Sarasohn-Kahn provided a chart from a 1997 Rand Corporation Future Elderly Model. Like all good charts it says it all.
If delayed aging is indeed a real possibility in humans, the economic question for the end-game (literally) is: can society’s economy afford to extend lives? Living longer could lead to people taking on a huge disease burden at the end of life, suffering multiple lethal issues for the health system to deal with both clinically and economically for Medicare. In addition, people who live longer lives would also add to the Social Security program demand for income support.
This is another look at cost and health one that we need to consider and not kick down the road. The key word here is bending the cost curve and that must be done.What is the balance between bending a curve and breaking a patient?
Caroline Mayer a contributor to Forbes has some handy tricks for medicare open enrollment season. This is rich resource of information and references those of us at a certain age can use. This is especially true today with ACA and the current shutdown. The article addresses:
- Website issue (thank you Congress)
- Medicare Enrollment Scams
- Changes in Medicare Plans in 2014
- Medicare Enrollment “Don’ts”
- Medicare Open Enrollment “Do’s”
I would add to this a non-profit organization that helped my wife a couple of years back and who were so helpful and supportive. Medicare Rights Center.
This is a good time to review, consider, review, and act. Being an ePatient means never having to worry about your insurance because got e’d about before signing on the dotted line.
Aaron Carroll on The Incidental Economist jumps on the delay childhood vaccinations cohort with a strongly worded well referenced post. The data he presents is from Delaying Vaccination Is Not a Safer Choice from JAMA Pediatrics and is behind a pay wall.
Parents delay vaccines because they worry about too much at one time and the poor little ones bodies can’t handle them. Here is just one section from Carroll’s book Don’t Cross Your Eyes… They’ll Get Stuck that way and Other Health Myths Debunked.
In a manuscript specifically designed to answer this question in the journal Pediatrics, Dr. Paul Offit and colleagues estimated that infants likely have the capacity to respond to about 10,000 vaccines at any one time. No vaccine could “use up” the immune system. In fact, estimates showed that if a child received 11 vaccines at one time, that might occupy about 0.1% of the immune system. You’d never notice that.
Carroll’s post is clear, concise and should be a reference URL for any of us who want to support delayed vaccinations with fact, science, and evidence.
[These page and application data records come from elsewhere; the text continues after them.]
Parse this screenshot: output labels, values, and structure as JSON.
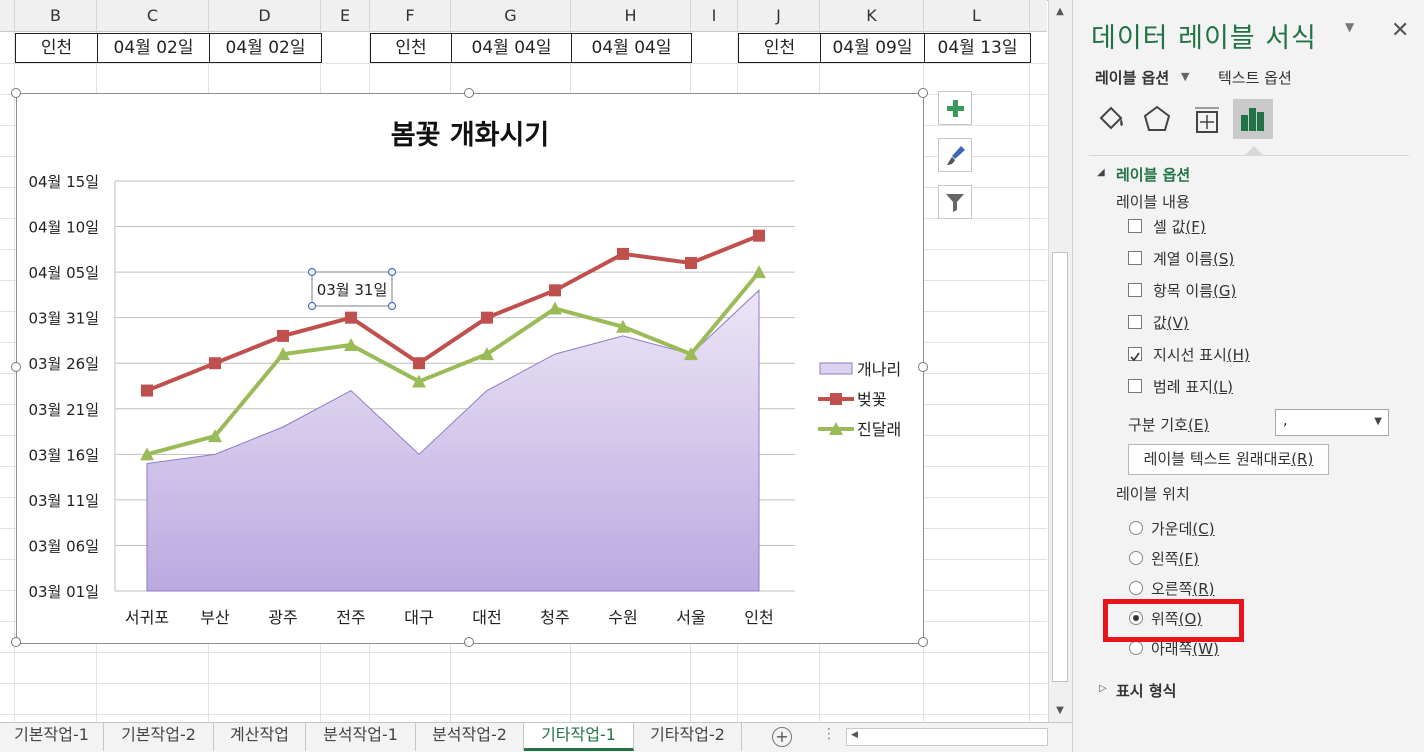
{
  "columns": [
    "B",
    "C",
    "D",
    "E",
    "F",
    "G",
    "H",
    "I",
    "J",
    "K",
    "L"
  ],
  "row_cells": [
    "인천",
    "04월 02일",
    "04월 02일",
    "",
    "인천",
    "04월 04일",
    "04월 04일",
    "",
    "인천",
    "04월 09일",
    "04월 13일"
  ],
  "chart_data": {
    "type": "line",
    "title": "봄꽃 개화시기",
    "categories": [
      "서귀포",
      "부산",
      "광주",
      "전주",
      "대구",
      "대전",
      "청주",
      "수원",
      "서울",
      "인천"
    ],
    "y_ticks": [
      "04월 15일",
      "04월 10일",
      "04월 05일",
      "03월 31일",
      "03월 26일",
      "03월 21일",
      "03월 16일",
      "03월 11일",
      "03월 06일",
      "03월 01일"
    ],
    "ylim": [
      "03월 01일",
      "04월 15일"
    ],
    "grid": true,
    "legend_position": "right",
    "series": [
      {
        "name": "개나리",
        "type": "area",
        "color": "#c4b5e3",
        "values": [
          "03월 15일",
          "03월 16일",
          "03월 19일",
          "03월 23일",
          "03월 16일",
          "03월 23일",
          "03월 27일",
          "03월 29일",
          "03월 27일",
          "04월 03일"
        ]
      },
      {
        "name": "벚꽃",
        "type": "line",
        "marker": "square",
        "color": "#c0504d",
        "values": [
          "03월 23일",
          "03월 26일",
          "03월 29일",
          "03월 31일",
          "03월 26일",
          "03월 31일",
          "04월 03일",
          "04월 07일",
          "04월 06일",
          "04월 09일"
        ]
      },
      {
        "name": "진달래",
        "type": "line",
        "marker": "triangle",
        "color": "#9bbb59",
        "values": [
          "03월 16일",
          "03월 18일",
          "03월 27일",
          "03월 28일",
          "03월 24일",
          "03월 27일",
          "04월 01일",
          "03월 30일",
          "03월 27일",
          "04월 05일"
        ]
      }
    ],
    "selected_data_label": "03월 31일"
  },
  "tabs": [
    "기본작업-1",
    "기본작업-2",
    "계산작업",
    "분석작업-1",
    "분석작업-2",
    "기타작업-1",
    "기타작업-2"
  ],
  "active_tab": "기타작업-1",
  "pane": {
    "title": "데이터 레이블 서식",
    "tab_label_options": "레이블 옵션",
    "tab_text_options": "텍스트 옵션",
    "section_label_options": "레이블 옵션",
    "label_contains": "레이블 내용",
    "checkboxes": [
      {
        "label": "셀 값",
        "key": "(F)",
        "checked": false
      },
      {
        "label": "계열 이름",
        "key": "(S)",
        "checked": false
      },
      {
        "label": "항목 이름",
        "key": "(G)",
        "checked": false
      },
      {
        "label": "값",
        "key": "(V)",
        "checked": false
      },
      {
        "label": "지시선 표시",
        "key": "(H)",
        "checked": true
      },
      {
        "label": "범례 표지",
        "key": "(L)",
        "checked": false
      }
    ],
    "separator_label": "구분 기호",
    "separator_key": "(E)",
    "separator_value": ",",
    "reset_button": "레이블 텍스트 원래대로",
    "reset_key": "(R)",
    "label_position": "레이블 위치",
    "radios": [
      {
        "label": "가운데",
        "key": "(C)",
        "selected": false
      },
      {
        "label": "왼쪽",
        "key": "(F)",
        "selected": false
      },
      {
        "label": "오른쪽",
        "key": "(R)",
        "selected": false
      },
      {
        "label": "위쪽",
        "key": "(O)",
        "selected": true
      },
      {
        "label": "아래쪽",
        "key": "(W)",
        "selected": false
      }
    ],
    "number_section": "표시 형식",
    "highlight_color": "#e8141a",
    "accent": "#217346"
  }
}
Hop over and take a look.
Casey Quinlan posting on HealthWorks Collective gives us an up close and personal look at this years Stanford Medicine X. She was tagged as an ePatient Scholar. The URL contains her review and three videos.
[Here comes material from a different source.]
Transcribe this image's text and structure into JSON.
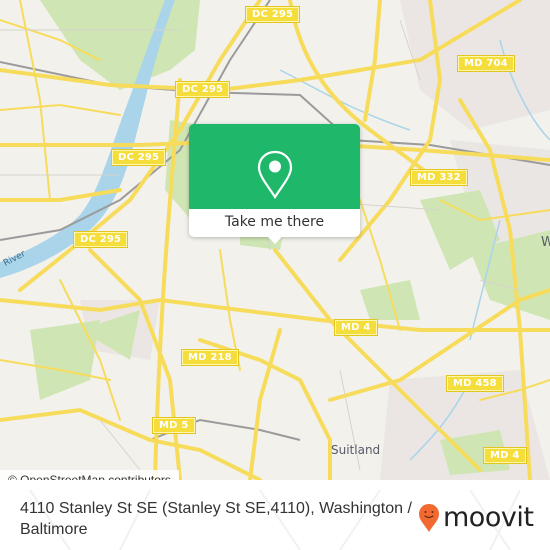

Here is her closing thought
What did I learn at MedX? I learned that there’s hope. Hope for healthcare, hope for humanity, and hope for every single person who winds up a patient (and hey, we’re all patients, right?). The key is that medicine is a team sport. It requires the full participation of everyone in every health-related
Great post with valuable links and insightful videos.